Guys who turn in too early are scared of turns. That's a huge warning flag and it runs across all levels of the sport. To wit - watch any Tour mountain stage and you'll see some very strong racers who can't corner well. I totally avoid the early turners, or stay inside of them on the exit because they'll go wide. When things are moving right along in single or double file, cornering well usually means turning in later than earlier.
Those that turn in early by themselves, not following the field, they're especially dangerous. They're turning in early because they're scared - they don't trust the field to stay upright. But by turning in early they're setting themselves up to exit wide, right into the field, not the best way to make friends in the pack.
Of course, after they take out a bunch of the field, they'll probably pick themselves up and say, "Yeah, man, no one knows how to corner. The whole field ran into me."
It reminds me of the joke where an elderly wife calls her elderly husband.
"Honey, you should watch out. The radio is saying that there's a guy driving the wrong way on the Interstate."
"One guy? What do they mean one guy?! Everyone is driving the wrong way on the Interstate!"
Don't be that guy.
In SoCal one year, on some winding descent I'd never been on before (Lilac? near the Lawrence Welk place), I started it near the back of about a 20 or 30 rider group. I only stopped blasting by riders because I got to the lead rider of the group. Since I didn't know where we were going I just followed him. Later my friend overheard some comment like "That guy from Connecticut knows how to descend." No, I wanted to say, that's not right.
I know how to corner, therefore I can descend.
I've said this before and I'll say it again: I'm extremely risk averse.
That's why I do criteriums.
It seems illogical but it really isn't.
(Of course the fact that I can't climb or time trial helps in making this decision.

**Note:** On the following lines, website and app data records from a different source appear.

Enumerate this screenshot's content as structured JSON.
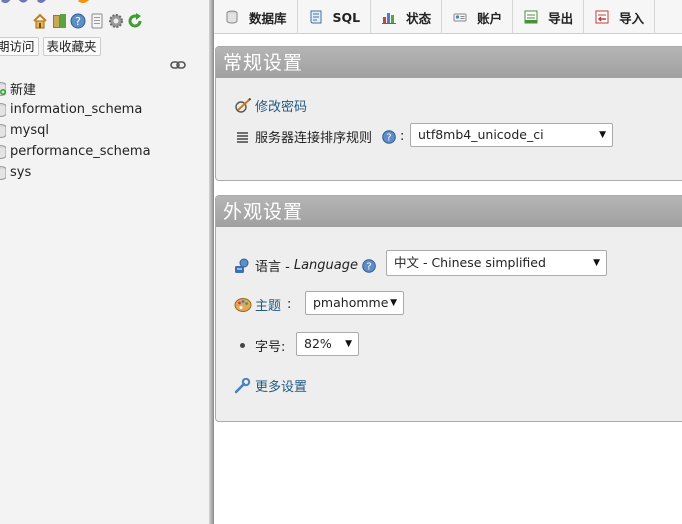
{
  "nav": {
    "icons": [
      "home-icon",
      "exit-icon",
      "help-icon",
      "docs-icon",
      "settings-icon",
      "reload-icon"
    ],
    "tabs": [
      "期访问",
      "表收藏夹"
    ],
    "databases": [
      "新建",
      "information_schema",
      "mysql",
      "performance_schema",
      "sys"
    ]
  },
  "tabs": [
    {
      "label": "数据库",
      "icon": "database-icon"
    },
    {
      "label": "SQL",
      "icon": "sql-icon"
    },
    {
      "label": "状态",
      "icon": "status-icon"
    },
    {
      "label": "账户",
      "icon": "users-icon"
    },
    {
      "label": "导出",
      "icon": "export-icon"
    },
    {
      "label": "导入",
      "icon": "import-icon"
    }
  ],
  "general": {
    "title": "常规设置",
    "change_password": "修改密码",
    "collation_label": "服务器连接排序规则",
    "collation_colon": ":",
    "collation_value": "utf8mb4_unicode_ci"
  },
  "appearance": {
    "title": "外观设置",
    "language_label": "语言 - ",
    "language_en": "Language",
    "language_value": "中文 - Chinese simplified",
    "theme_label": "主题",
    "theme_colon": ":",
    "theme_value": "pmahomme",
    "fontsize_label": "字号:",
    "fontsize_value": "82%",
    "more_settings": "更多设置"
  },
  "colors": {
    "link": "#235a81",
    "panel_header": "#a9a9a9",
    "logo_blue": "#6c78af",
    "logo_orange": "#f29111"
  }
}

If I could just drop everyone I'd do road races all the time.)
Based on some of that nebulous stuff, I feel much more comfortable in a criterium than a road race. I see more poor riding in road races than in crits, probably because a lot of guys who don't like crits don't like them because they don't handle their bikes well/properly in a group.
Road races also hit much higher speeds, regularly hitting 55-60-65 mph on descents in my personal experience. Crashing at that speed could be life changing; even a minor problem could be beyond a good bike handler's capabilities.
Therefore it makes sense that I stay with the slow crits, where we rarely exceed 40 mph and normally ride 25-35 mph on the straights. It's easier to read people when they take the same turn a few times; within a few laps I'm comfortable with who I'm comfortable with, and I already have flags on the riders I don't want to be near.
It's an interesting question, asked by someone who's consciously made moves to try and reduce risk. Ultimately the rider needs experience and knowledge to reduce the chances of crashing - experience as far as reading riders, groups, and making judgment calls, and knowledge in skills, tactics, and applying them both appropriately.